Saturday, August 29, 2009

A Letter of Introduction

http://www.gutenberg.org/files/29425/29425-h/29425-h.htm

The Project Gutenberg EBook of The Confessions of a Caricaturist, Vol. 1 (of 2), by Harry Furniss

Harry Furniss, The Confessions of a Caricaturist, vol. 1 (New York & London: Harper & Brothers, 1902), p. 34

A propos of letters of introduction, I am reminded of a brother artist, who, although a caricaturist, was entirely devoid of guile, and, in addition, was as absent-minded as the popularly-accepted type of ardent scientist or professor of ultra-abstruse subject. Well, this curious species of satirist was setting forth on travels in foreign climes, and in order to lighten in some measure the vicissitudes inseparable from peripatetic wandering, he was provided with a letter of introduction to a certain British consul. The writer of this letter enclosed it in one to my friend, in which he said that he would find the consul a most arrant snob, and a bumptious, arrogant humbug as well—in fact, a cad to the backbone; but that he (my friend) was not to mind this, for, as he could claim acquaintanceship with several dukes and duchesses, all he had to do was to trot out their names for the edification of the consul, who would then render him every attention, and thus compensate him to some extent for having to come into contact with such an insufferable vulgarian. On the return of the guileless satirist to England the writer of the letter of introduction inquired how he had fared with the consul, and great was his surprise to hear him drawl out, in his habitual lethargic manner:

"Well, my dear fellow, he did not receive me very warmly, and he did not ask me to dinner. In fact, he struck me as being rather cool."

"Well, you do surprise me!" rejoined his friend. "He's a horrible cad, as I told you in my letter, but he's awfully hospitable, and I really can't understand what you tell me. You gave him my letter of introduction?"
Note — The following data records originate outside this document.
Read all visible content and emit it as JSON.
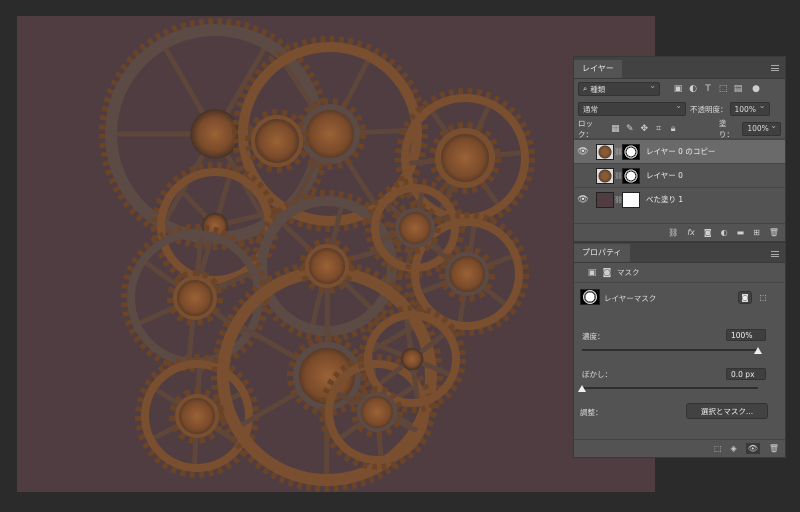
{
  "panel": {
    "close_glyph": "×",
    "layers_tab": "レイヤー",
    "kind_filter": "種類",
    "blend_mode": "通常",
    "opacity_label": "不透明度：",
    "opacity_value": "100%",
    "lock_label": "ロック：",
    "fill_label": "塗り：",
    "fill_value": "100%",
    "layers": [
      {
        "name": "レイヤー 0 のコピー",
        "visible": true,
        "selected": true
      },
      {
        "name": "レイヤー 0",
        "visible": false,
        "selected": false
      },
      {
        "name": "べた塗り 1",
        "visible": true,
        "selected": false
      }
    ],
    "layers_footer_icons": [
      "link-icon",
      "fx-icon",
      "mask-icon",
      "adjustment-icon",
      "folder-icon",
      "new-layer-icon",
      "trash-icon"
    ],
    "fx_label": "fx"
  },
  "properties": {
    "tab": "プロパティ",
    "mask_header": "マスク",
    "layer_mask_label": "レイヤーマスク",
    "density_label": "濃度：",
    "density_value": "100%",
    "density_level": 1.0,
    "feather_label": "ぼかし：",
    "feather_value": "0.0 px",
    "feather_level": 0.0,
    "refine_label": "調整：",
    "select_mask_button": "選択とマスク..."
  },
  "colors": {
    "canvas_bg": "#4f3d41",
    "panel_bg": "#535353",
    "rust": "#8a5a32"
  }
}
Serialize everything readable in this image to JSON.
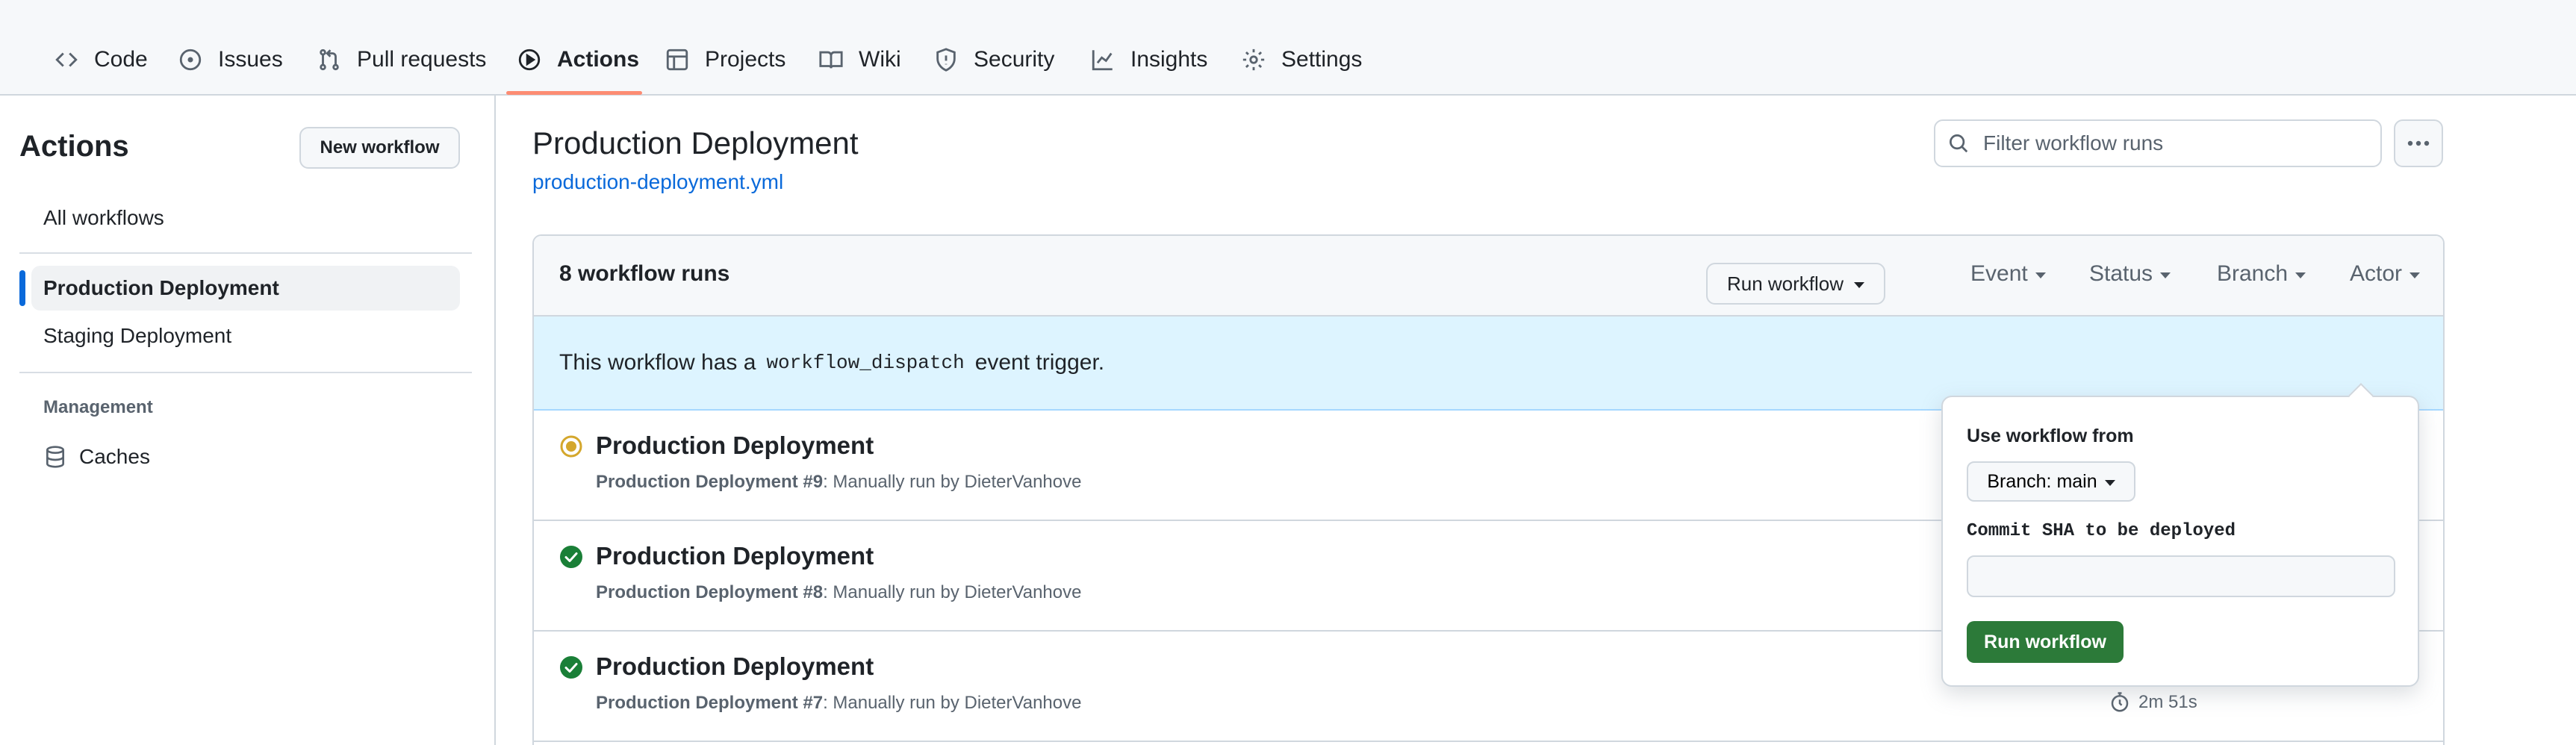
{
  "nav": {
    "tabs": [
      {
        "label": "Code",
        "icon": "code-icon"
      },
      {
        "label": "Issues",
        "icon": "issue-opened-icon"
      },
      {
        "label": "Pull requests",
        "icon": "git-pull-request-icon"
      },
      {
        "label": "Actions",
        "icon": "play-icon",
        "active": true
      },
      {
        "label": "Projects",
        "icon": "table-icon"
      },
      {
        "label": "Wiki",
        "icon": "book-icon"
      },
      {
        "label": "Security",
        "icon": "shield-icon"
      },
      {
        "label": "Insights",
        "icon": "graph-icon"
      },
      {
        "label": "Settings",
        "icon": "gear-icon"
      }
    ],
    "accent_color": "#fd8c73"
  },
  "sidebar": {
    "title": "Actions",
    "new_workflow_label": "New workflow",
    "all_workflows_label": "All workflows",
    "workflows": [
      {
        "label": "Production Deployment",
        "active": true
      },
      {
        "label": "Staging Deployment"
      }
    ],
    "management_heading": "Management",
    "caches_label": "Caches"
  },
  "main": {
    "workflow_title": "Production Deployment",
    "workflow_file": "production-deployment.yml",
    "filter_placeholder": "Filter workflow runs",
    "runs_count": "8 workflow runs",
    "filters": [
      "Event",
      "Status",
      "Branch",
      "Actor"
    ],
    "dispatch": {
      "prefix": "This workflow has a",
      "code": "workflow_dispatch",
      "suffix": "event trigger.",
      "run_button_label": "Run workflow"
    },
    "runs": [
      {
        "title": "Production Deployment",
        "workflow": "Production Deployment",
        "number": " #9",
        "detail": ": Manually run by DieterVanhove",
        "status": "in-progress"
      },
      {
        "title": "Production Deployment",
        "workflow": "Production Deployment",
        "number": " #8",
        "detail": ": Manually run by DieterVanhove",
        "status": "success"
      },
      {
        "title": "Production Deployment",
        "workflow": "Production Deployment",
        "number": " #7",
        "detail": ": Manually run by DieterVanhove",
        "status": "success"
      }
    ],
    "last_visible_duration": "2m 51s"
  },
  "popover": {
    "use_from_label": "Use workflow from",
    "branch_label": "Branch: main",
    "sha_label": "Commit SHA to be deployed",
    "sha_value": "",
    "submit_label": "Run workflow",
    "submit_color": "#2c7a39"
  },
  "colors": {
    "link": "#0969da",
    "success": "#1a7f37",
    "in_progress": "#d4a72c",
    "dispatch_bg": "#ddf4ff"
  }
}
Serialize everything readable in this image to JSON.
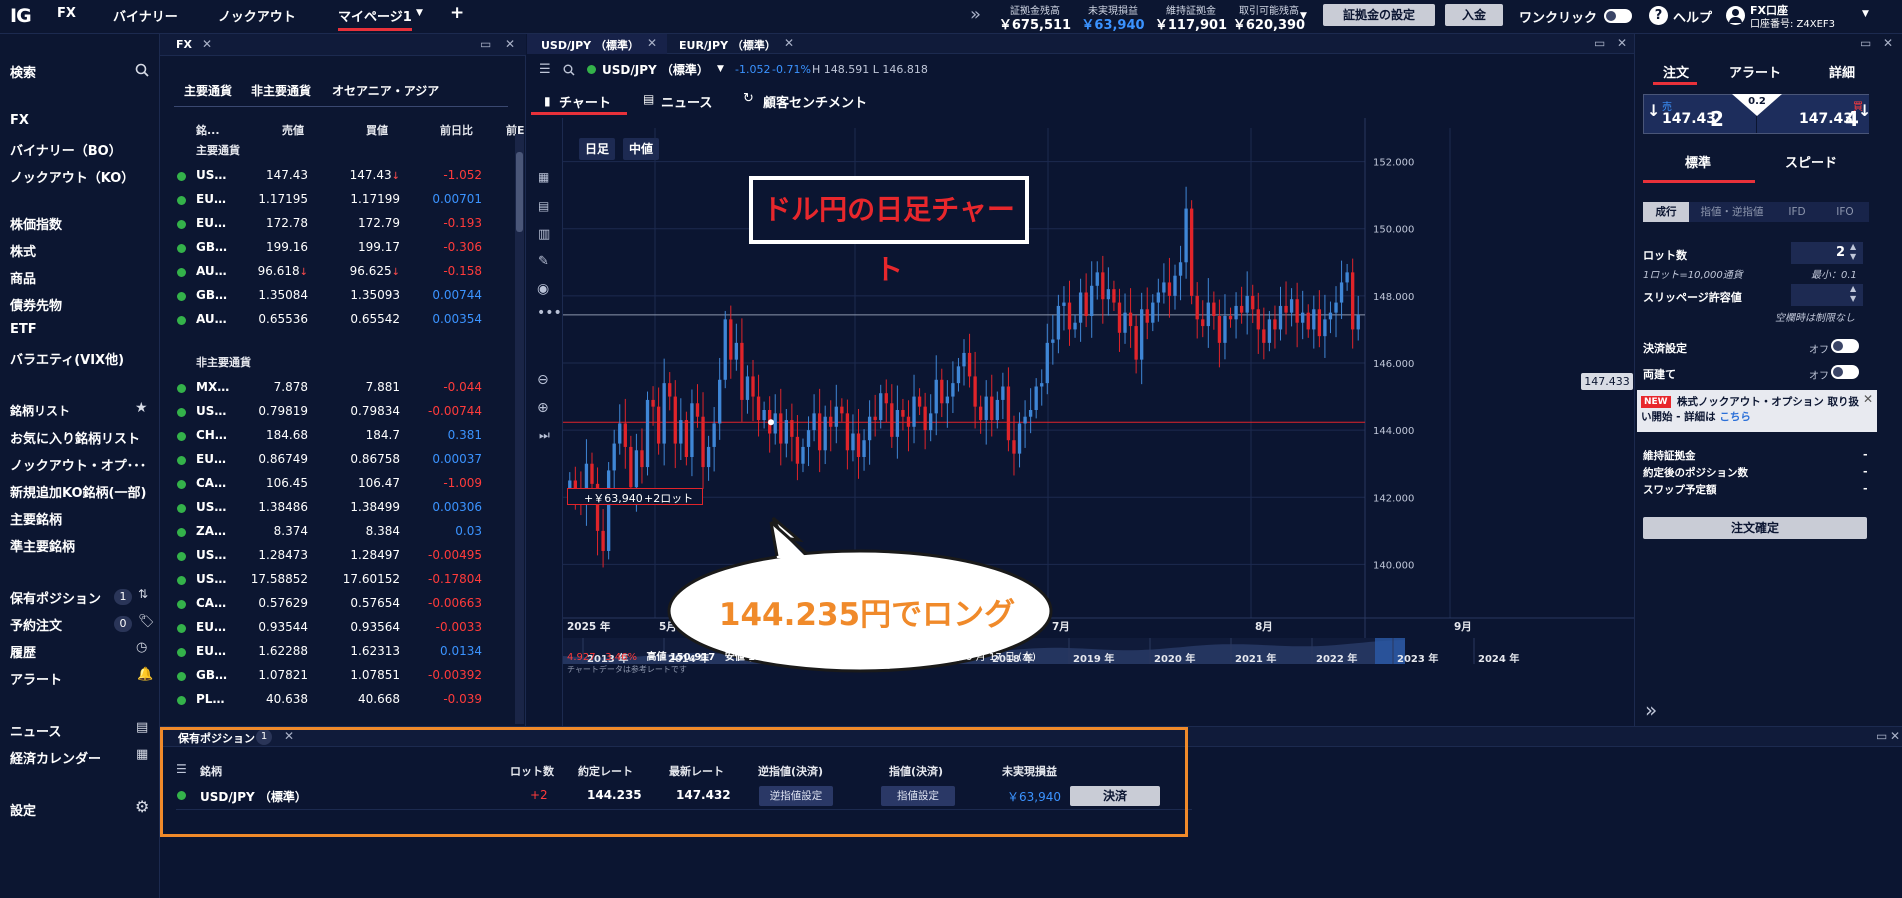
{
  "topbar": {
    "logo": "IG",
    "tabs": [
      {
        "label": "FX"
      },
      {
        "label": "バイナリー"
      },
      {
        "label": "ノックアウト"
      },
      {
        "label": "マイページ1"
      }
    ],
    "add_tab": "+",
    "collapse": "»",
    "account": [
      {
        "label": "証拠金残高",
        "value": "￥675,511"
      },
      {
        "label": "未実現損益",
        "value": "￥63,940"
      },
      {
        "label": "維持証拠金",
        "value": "￥117,901"
      },
      {
        "label": "取引可能残高",
        "value": "￥620,390"
      }
    ],
    "margin_settings": "証拠金の設定",
    "deposit": "入金",
    "one_click": "ワンクリック",
    "help": "ヘルプ",
    "account_name": "FX口座",
    "account_number": "口座番号: Z4XEF3"
  },
  "sidebar": {
    "search": "検索",
    "main_items": [
      "FX",
      "バイナリー（BO）",
      "ノックアウト（KO）"
    ],
    "product_items": [
      "株価指数",
      "株式",
      "商品",
      "債券先物",
      "ETF",
      "バラエティ(VIX他)"
    ],
    "watchlist_header": "銘柄リスト",
    "watchlist_items": [
      "お気に入り銘柄リスト",
      "ノックアウト・オプ･･･",
      "新規追加KO銘柄(一部)",
      "主要銘柄",
      "準主要銘柄"
    ],
    "positions": {
      "label": "保有ポジション",
      "count": "1"
    },
    "orders": {
      "label": "予約注文",
      "count": "0"
    },
    "history": "履歴",
    "alerts": "アラート",
    "news": "ニュース",
    "calendar": "経済カレンダー",
    "settings": "設定"
  },
  "fx_panel": {
    "tab": "FX",
    "categories": [
      "主要通貨",
      "非主要通貨",
      "オセアニア・アジア"
    ],
    "columns": [
      "銘...",
      "売値",
      "買値",
      "前日比",
      "前E"
    ],
    "group_major": "主要通貨",
    "group_minor": "非主要通貨",
    "major_rows": [
      {
        "name": "US…",
        "bid": "147.43",
        "ask": "147.43",
        "ask_arrow": "↓",
        "change": "-1.052",
        "dir": "neg"
      },
      {
        "name": "EU…",
        "bid": "1.17195",
        "ask": "1.17199",
        "change": "0.00701",
        "dir": "pos"
      },
      {
        "name": "EU…",
        "bid": "172.78",
        "ask": "172.79",
        "change": "-0.193",
        "dir": "neg"
      },
      {
        "name": "GB…",
        "bid": "199.16",
        "ask": "199.17",
        "change": "-0.306",
        "dir": "neg"
      },
      {
        "name": "AU…",
        "bid": "96.618",
        "bid_arrow": "↓",
        "ask": "96.625",
        "ask_arrow": "↓",
        "change": "-0.158",
        "dir": "neg"
      },
      {
        "name": "GB…",
        "bid": "1.35084",
        "ask": "1.35093",
        "change": "0.00744",
        "dir": "pos"
      },
      {
        "name": "AU…",
        "bid": "0.65536",
        "ask": "0.65542",
        "change": "0.00354",
        "dir": "pos"
      }
    ],
    "minor_rows": [
      {
        "name": "MX…",
        "bid": "7.878",
        "ask": "7.881",
        "change": "-0.044",
        "dir": "neg"
      },
      {
        "name": "US…",
        "bid": "0.79819",
        "ask": "0.79834",
        "change": "-0.00744",
        "dir": "neg"
      },
      {
        "name": "CH…",
        "bid": "184.68",
        "ask": "184.7",
        "change": "0.381",
        "dir": "pos"
      },
      {
        "name": "EU…",
        "bid": "0.86749",
        "ask": "0.86758",
        "change": "0.00037",
        "dir": "pos"
      },
      {
        "name": "CA…",
        "bid": "106.45",
        "ask": "106.47",
        "change": "-1.009",
        "dir": "neg"
      },
      {
        "name": "US…",
        "bid": "1.38486",
        "ask": "1.38499",
        "change": "0.00306",
        "dir": "pos"
      },
      {
        "name": "ZA…",
        "bid": "8.374",
        "ask": "8.384",
        "change": "0.03",
        "dir": "pos"
      },
      {
        "name": "US…",
        "bid": "1.28473",
        "ask": "1.28497",
        "change": "-0.00495",
        "dir": "neg"
      },
      {
        "name": "US…",
        "bid": "17.58852",
        "ask": "17.60152",
        "change": "-0.17804",
        "dir": "neg"
      },
      {
        "name": "CA…",
        "bid": "0.57629",
        "ask": "0.57654",
        "change": "-0.00663",
        "dir": "neg"
      },
      {
        "name": "EU…",
        "bid": "0.93544",
        "ask": "0.93564",
        "change": "-0.0033",
        "dir": "neg"
      },
      {
        "name": "EU…",
        "bid": "1.62288",
        "ask": "1.62313",
        "change": "0.0134",
        "dir": "pos"
      },
      {
        "name": "GB…",
        "bid": "1.07821",
        "ask": "1.07851",
        "change": "-0.00392",
        "dir": "neg"
      },
      {
        "name": "PL…",
        "bid": "40.638",
        "ask": "40.668",
        "change": "-0.039",
        "dir": "neg"
      }
    ]
  },
  "chart_panel": {
    "tabs": [
      "USD/JPY （標準）",
      "EUR/JPY （標準）"
    ],
    "instrument": "USD/JPY （標準）",
    "change_abs": "-1.052",
    "change_pct": "-0.71%",
    "high_low": "H 148.591  L 146.818",
    "subtabs": [
      "チャート",
      "ニュース",
      "顧客センチメント"
    ],
    "timeframe": "日足",
    "price_type": "中値",
    "annotation_title": "ドル円の日足チャート",
    "annotation_callout": "144.235円でロング",
    "position_label_pl": "+￥63,940",
    "position_label_lots": "+2ロット",
    "current_price": "147.433",
    "stats": {
      "change": "4.927",
      "pct": "3.46%",
      "high_label": "高値",
      "high": "150.917",
      "low_label": "安値",
      "low": "139.887",
      "range": "2025 年 4 月 17 日 (木) - 2025 年 9 月 17 日 (水)"
    },
    "note": "チャートデータは参考レートです",
    "x_labels": [
      "2025 年",
      "5月",
      "6月",
      "7月",
      "8月",
      "9月"
    ],
    "navigator_years": [
      "2013 年",
      "2014 年",
      "2015 年",
      "2016 年",
      "2017 年",
      "2018 年",
      "2019 年",
      "2020 年",
      "2021 年",
      "2022 年",
      "2023 年",
      "2024 年"
    ],
    "colors": {
      "up": "#3f86d6",
      "down": "#e0242a",
      "annotation_red": "#e8272c",
      "annotation_orange": "#f08a2a"
    }
  },
  "chart_data": {
    "type": "candlestick",
    "title": "",
    "ylim": [
      139.0,
      153.0
    ],
    "y_ticks": [
      "152.000",
      "150.000",
      "148.000",
      "146.000",
      "144.000",
      "142.000",
      "140.000"
    ],
    "x_ticks": [
      "2025 年",
      "5月",
      "6月",
      "7月",
      "8月",
      "9月"
    ],
    "entry_price": 144.235,
    "last_price": 147.433,
    "high": 150.917,
    "low": 139.887,
    "closes": [
      142.5,
      142.2,
      141.8,
      143.0,
      142.4,
      141.0,
      140.4,
      142.8,
      143.6,
      144.2,
      143.5,
      142.3,
      143.4,
      142.9,
      144.9,
      144.7,
      143.6,
      145.4,
      145.0,
      143.6,
      144.3,
      143.2,
      144.8,
      144.4,
      142.9,
      143.5,
      144.2,
      145.5,
      147.3,
      146.1,
      146.6,
      144.9,
      145.6,
      145.0,
      144.3,
      144.6,
      143.9,
      144.5,
      143.6,
      144.3,
      143.8,
      143.0,
      143.5,
      144.0,
      144.5,
      143.4,
      144.4,
      144.1,
      144.7,
      144.5,
      143.4,
      143.9,
      143.2,
      143.7,
      144.4,
      144.3,
      145.1,
      144.8,
      143.8,
      144.6,
      144.4,
      144.1,
      145.0,
      144.7,
      144.0,
      144.5,
      145.5,
      144.8,
      145.0,
      145.4,
      145.9,
      146.3,
      145.6,
      144.7,
      144.3,
      145.0,
      144.3,
      144.9,
      145.3,
      143.7,
      143.3,
      144.2,
      144.4,
      144.6,
      145.3,
      145.4,
      146.6,
      146.7,
      147.7,
      147.8,
      147.0,
      147.2,
      148.1,
      147.4,
      148.3,
      148.7,
      147.9,
      148.2,
      147.8,
      146.9,
      147.5,
      147.1,
      146.1,
      147.6,
      147.2,
      147.8,
      148.1,
      148.4,
      148.0,
      148.6,
      149.0,
      150.6,
      148.0,
      147.3,
      147.1,
      147.8,
      147.4,
      146.6,
      147.4,
      147.3,
      147.7,
      147.5,
      148.0,
      147.6,
      147.0,
      146.6,
      147.3,
      147.0,
      147.7,
      147.5,
      147.9,
      147.2,
      147.5,
      147.0,
      147.6,
      146.8,
      147.3,
      147.5,
      147.8,
      148.4,
      148.7,
      147.0,
      147.43
    ]
  },
  "order_panel": {
    "tabs": [
      "注文",
      "アラート",
      "詳細"
    ],
    "sell_label": "売",
    "buy_label": "買",
    "sell_big": "147.43",
    "sell_small": "2",
    "buy_big": "147.43",
    "buy_small": "4",
    "spread": "0.2",
    "mode_tabs": [
      "標準",
      "スピード"
    ],
    "order_types": [
      "成行",
      "指値・逆指値",
      "IFD",
      "IFO"
    ],
    "lot_label": "ロット数",
    "lot_value": "2",
    "lot_note": "1ロット=10,000通貨",
    "lot_min": "最小：0.1",
    "slippage_label": "スリッページ許容値",
    "slippage_note": "空欄時は制限なし",
    "settlement_label": "決済設定",
    "hedge_label": "両建て",
    "off": "オフ",
    "banner_new": "NEW",
    "banner_text": "株式ノックアウト・オプション 取り扱い開始 - 詳細は",
    "banner_link": "こちら",
    "info_labels": [
      "維持証拠金",
      "約定後のポジション数",
      "スワップ予定額"
    ],
    "info_values": [
      "-",
      "-",
      "-"
    ],
    "confirm": "注文確定"
  },
  "positions_panel": {
    "tab": "保有ポジション",
    "count": "1",
    "columns": [
      "銘柄",
      "ロット数",
      "約定レート",
      "最新レート",
      "逆指値(決済)",
      "指値(決済)",
      "未実現損益"
    ],
    "row": {
      "name": "USD/JPY （標準）",
      "lots": "+2",
      "entry": "144.235",
      "latest": "147.432",
      "stop_btn": "逆指値設定",
      "limit_btn": "指値設定",
      "pl": "￥63,940",
      "close_btn": "決済"
    }
  }
}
"Well, I thought so," said my friend; "but, do you know, on my journey home I discovered it in my pocket-book, so I must have handed him instead your note to me about him!"